◆ **WHAT IS BEING ASKED**
Each entry that appears below should be restated word for word.

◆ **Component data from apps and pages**

• • • • • • •

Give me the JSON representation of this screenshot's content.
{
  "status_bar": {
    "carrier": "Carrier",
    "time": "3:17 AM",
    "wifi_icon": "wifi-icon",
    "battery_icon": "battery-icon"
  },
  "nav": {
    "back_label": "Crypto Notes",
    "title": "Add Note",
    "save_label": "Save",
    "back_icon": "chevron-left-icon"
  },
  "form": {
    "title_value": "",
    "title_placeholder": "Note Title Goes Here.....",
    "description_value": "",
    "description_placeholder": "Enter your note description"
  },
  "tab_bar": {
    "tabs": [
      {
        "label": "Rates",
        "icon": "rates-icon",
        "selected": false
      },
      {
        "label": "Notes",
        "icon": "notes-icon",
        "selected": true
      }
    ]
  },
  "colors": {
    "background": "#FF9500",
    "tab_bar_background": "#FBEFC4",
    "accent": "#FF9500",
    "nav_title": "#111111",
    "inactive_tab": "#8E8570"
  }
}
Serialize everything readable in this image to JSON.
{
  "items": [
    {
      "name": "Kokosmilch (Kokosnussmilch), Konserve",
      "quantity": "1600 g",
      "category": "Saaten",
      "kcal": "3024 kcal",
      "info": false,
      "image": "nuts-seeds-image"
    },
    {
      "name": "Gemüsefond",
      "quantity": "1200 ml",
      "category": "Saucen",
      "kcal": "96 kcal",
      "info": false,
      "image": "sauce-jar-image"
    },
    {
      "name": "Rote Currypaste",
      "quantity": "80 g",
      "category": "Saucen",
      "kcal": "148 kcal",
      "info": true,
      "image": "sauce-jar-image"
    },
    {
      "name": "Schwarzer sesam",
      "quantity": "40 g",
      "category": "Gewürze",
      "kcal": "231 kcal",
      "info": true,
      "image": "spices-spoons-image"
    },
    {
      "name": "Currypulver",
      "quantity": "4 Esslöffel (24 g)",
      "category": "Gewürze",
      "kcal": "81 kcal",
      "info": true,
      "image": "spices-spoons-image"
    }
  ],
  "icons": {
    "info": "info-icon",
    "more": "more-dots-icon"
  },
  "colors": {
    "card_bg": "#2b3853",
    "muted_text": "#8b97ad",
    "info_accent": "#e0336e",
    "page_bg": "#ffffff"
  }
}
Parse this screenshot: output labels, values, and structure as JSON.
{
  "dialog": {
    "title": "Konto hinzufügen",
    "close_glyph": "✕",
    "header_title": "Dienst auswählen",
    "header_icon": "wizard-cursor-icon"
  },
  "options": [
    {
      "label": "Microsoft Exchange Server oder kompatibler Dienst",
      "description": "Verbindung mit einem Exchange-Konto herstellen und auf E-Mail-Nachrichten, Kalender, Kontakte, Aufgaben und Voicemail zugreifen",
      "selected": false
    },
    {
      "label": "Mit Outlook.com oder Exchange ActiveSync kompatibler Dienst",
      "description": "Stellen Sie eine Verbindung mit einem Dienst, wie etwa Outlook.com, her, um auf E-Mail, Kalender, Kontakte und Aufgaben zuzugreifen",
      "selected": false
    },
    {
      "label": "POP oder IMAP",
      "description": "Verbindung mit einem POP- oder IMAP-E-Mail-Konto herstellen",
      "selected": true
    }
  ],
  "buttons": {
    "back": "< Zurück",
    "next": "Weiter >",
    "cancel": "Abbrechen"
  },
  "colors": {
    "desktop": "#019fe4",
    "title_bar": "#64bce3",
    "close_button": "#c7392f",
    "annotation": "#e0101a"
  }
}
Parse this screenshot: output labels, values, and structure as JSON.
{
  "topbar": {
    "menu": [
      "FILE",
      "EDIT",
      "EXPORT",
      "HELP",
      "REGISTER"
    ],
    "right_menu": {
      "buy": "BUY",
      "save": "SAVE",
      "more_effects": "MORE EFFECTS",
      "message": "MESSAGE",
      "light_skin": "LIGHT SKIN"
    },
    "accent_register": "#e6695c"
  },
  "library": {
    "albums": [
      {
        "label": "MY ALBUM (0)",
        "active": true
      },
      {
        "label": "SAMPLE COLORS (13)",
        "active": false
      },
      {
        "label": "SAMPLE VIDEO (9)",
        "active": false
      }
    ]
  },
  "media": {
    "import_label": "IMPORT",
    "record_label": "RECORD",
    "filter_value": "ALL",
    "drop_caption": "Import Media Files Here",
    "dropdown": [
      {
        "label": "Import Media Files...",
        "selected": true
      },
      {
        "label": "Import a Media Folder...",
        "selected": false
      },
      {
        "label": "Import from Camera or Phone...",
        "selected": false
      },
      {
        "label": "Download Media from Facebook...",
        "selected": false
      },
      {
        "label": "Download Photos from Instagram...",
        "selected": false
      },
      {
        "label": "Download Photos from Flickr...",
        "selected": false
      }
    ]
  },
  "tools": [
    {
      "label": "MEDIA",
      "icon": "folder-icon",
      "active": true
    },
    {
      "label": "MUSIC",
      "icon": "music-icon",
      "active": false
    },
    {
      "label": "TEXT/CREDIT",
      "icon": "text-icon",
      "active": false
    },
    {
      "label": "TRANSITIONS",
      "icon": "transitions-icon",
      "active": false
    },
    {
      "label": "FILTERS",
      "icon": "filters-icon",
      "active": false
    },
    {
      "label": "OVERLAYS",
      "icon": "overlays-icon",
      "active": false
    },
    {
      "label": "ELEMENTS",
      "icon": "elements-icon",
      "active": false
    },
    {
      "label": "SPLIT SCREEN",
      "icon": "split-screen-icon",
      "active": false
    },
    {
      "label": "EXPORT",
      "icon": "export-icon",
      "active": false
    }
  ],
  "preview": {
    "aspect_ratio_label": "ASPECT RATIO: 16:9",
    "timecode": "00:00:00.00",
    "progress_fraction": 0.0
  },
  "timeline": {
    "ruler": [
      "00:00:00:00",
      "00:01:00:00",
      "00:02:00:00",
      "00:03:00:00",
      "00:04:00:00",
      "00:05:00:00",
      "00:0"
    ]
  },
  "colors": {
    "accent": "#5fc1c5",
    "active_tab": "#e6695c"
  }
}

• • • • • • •

◆ **RESULT OF THE TASK**
Give me the JSON representation of this screenshot's content.
{
  "status_bar": {
    "carrier": "Carrier",
    "time": "3:17 AM",
    "wifi_icon": "wifi-icon",
    "battery_icon": "battery-icon"
  },
  "nav": {
    "back_label": "Crypto Notes",
    "title": "Add Note",
    "save_label": "Save",
    "back_icon": "chevron-left-icon"
  },
  "form": {
    "title_value": "",
    "title_placeholder": "Note Title Goes Here.....",
    "description_value": "",
    "description_placeholder": "Enter your note description"
  },
  "tab_bar": {
    "tabs": [
      {
        "label": "Rates",
        "icon": "rates-icon",
        "selected": false
      },
      {
        "label": "Notes",
        "icon": "notes-icon",
        "selected": true
      }
    ]
  },
  "colors": {
    "background": "#FF9500",
    "tab_bar_background": "#FBEFC4",
    "accent": "#FF9500",
    "nav_title": "#111111",
    "inactive_tab": "#8E8570"
  }
}
Serialize everything readable in this image to JSON.
{
  "items": [
    {
      "name": "Kokosmilch (Kokosnussmilch), Konserve",
      "quantity": "1600 g",
      "category": "Saaten",
      "kcal": "3024 kcal",
      "info": false,
      "image": "nuts-seeds-image"
    },
    {
      "name": "Gemüsefond",
      "quantity": "1200 ml",
      "category": "Saucen",
      "kcal": "96 kcal",
      "info": false,
      "image": "sauce-jar-image"
    },
    {
      "name": "Rote Currypaste",
      "quantity": "80 g",
      "category": "Saucen",
      "kcal": "148 kcal",
      "info": true,
      "image": "sauce-jar-image"
    },
    {
      "name": "Schwarzer sesam",
      "quantity": "40 g",
      "category": "Gewürze",
      "kcal": "231 kcal",
      "info": true,
      "image": "spices-spoons-image"
    },
    {
      "name": "Currypulver",
      "quantity": "4 Esslöffel (24 g)",
      "category": "Gewürze",
      "kcal": "81 kcal",
      "info": true,
      "image": "spices-spoons-image"
    }
  ],
  "icons": {
    "info": "info-icon",
    "more": "more-dots-icon"
  },
  "colors": {
    "card_bg": "#2b3853",
    "muted_text": "#8b97ad",
    "info_accent": "#e0336e",
    "page_bg": "#ffffff"
  }
}
Parse this screenshot: output labels, values, and structure as JSON.
{
  "dialog": {
    "title": "Konto hinzufügen",
    "close_glyph": "✕",
    "header_title": "Dienst auswählen",
    "header_icon": "wizard-cursor-icon"
  },
  "options": [
    {
      "label": "Microsoft Exchange Server oder kompatibler Dienst",
      "description": "Verbindung mit einem Exchange-Konto herstellen und auf E-Mail-Nachrichten, Kalender, Kontakte, Aufgaben und Voicemail zugreifen",
      "selected": false
    },
    {
      "label": "Mit Outlook.com oder Exchange ActiveSync kompatibler Dienst",
      "description": "Stellen Sie eine Verbindung mit einem Dienst, wie etwa Outlook.com, her, um auf E-Mail, Kalender, Kontakte und Aufgaben zuzugreifen",
      "selected": false
    },
    {
      "label": "POP oder IMAP",
      "description": "Verbindung mit einem POP- oder IMAP-E-Mail-Konto herstellen",
      "selected": true
    }
  ],
  "buttons": {
    "back": "< Zurück",
    "next": "Weiter >",
    "cancel": "Abbrechen"
  },
  "colors": {
    "desktop": "#019fe4",
    "title_bar": "#64bce3",
    "close_button": "#c7392f",
    "annotation": "#e0101a"
  }
}
Parse this screenshot: output labels, values, and structure as JSON.
{
  "topbar": {
    "menu": [
      "FILE",
      "EDIT",
      "EXPORT",
      "HELP",
      "REGISTER"
    ],
    "right_menu": {
      "buy": "BUY",
      "save": "SAVE",
      "more_effects": "MORE EFFECTS",
      "message": "MESSAGE",
      "light_skin": "LIGHT SKIN"
    },
    "accent_register": "#e6695c"
  },
  "library": {
    "albums": [
      {
        "label": "MY ALBUM (0)",
        "active": true
      },
      {
        "label": "SAMPLE COLORS (13)",
        "active": false
      },
      {
        "label": "SAMPLE VIDEO (9)",
        "active": false
      }
    ]
  },
  "media": {
    "import_label": "IMPORT",
    "record_label": "RECORD",
    "filter_value": "ALL",
    "drop_caption": "Import Media Files Here",
    "dropdown": [
      {
        "label": "Import Media Files...",
        "selected": true
      },
      {
        "label": "Import a Media Folder...",
        "selected": false
      },
      {
        "label": "Import from Camera or Phone...",
        "selected": false
      },
      {
        "label": "Download Media from Facebook...",
        "selected": false
      },
      {
        "label": "Download Photos from Instagram...",
        "selected": false
      },
      {
        "label": "Download Photos from Flickr...",
        "selected": false
      }
    ]
  },
  "tools": [
    {
      "label": "MEDIA",
      "icon": "folder-icon",
      "active": true
    },
    {
      "label": "MUSIC",
      "icon": "music-icon",
      "active": false
    },
    {
      "label": "TEXT/CREDIT",
      "icon": "text-icon",
      "active": false
    },
    {
      "label": "TRANSITIONS",
      "icon": "transitions-icon",
      "active": false
    },
    {
      "label": "FILTERS",
      "icon": "filters-icon",
      "active": false
    },
    {
      "label": "OVERLAYS",
      "icon": "overlays-icon",
      "active": false
    },
    {
      "label": "ELEMENTS",
      "icon": "elements-icon",
      "active": false
    },
    {
      "label": "SPLIT SCREEN",
      "icon": "split-screen-icon",
      "active": false
    },
    {
      "label": "EXPORT",
      "icon": "export-icon",
      "active": false
    }
  ],
  "preview": {
    "aspect_ratio_label": "ASPECT RATIO: 16:9",
    "timecode": "00:00:00.00",
    "progress_fraction": 0.0
  },
  "timeline": {
    "ruler": [
      "00:00:00:00",
      "00:01:00:00",
      "00:02:00:00",
      "00:03:00:00",
      "00:04:00:00",
      "00:05:00:00",
      "00:0"
    ]
  },
  "colors": {
    "accent": "#5fc1c5",
    "active_tab": "#e6695c"
  }
}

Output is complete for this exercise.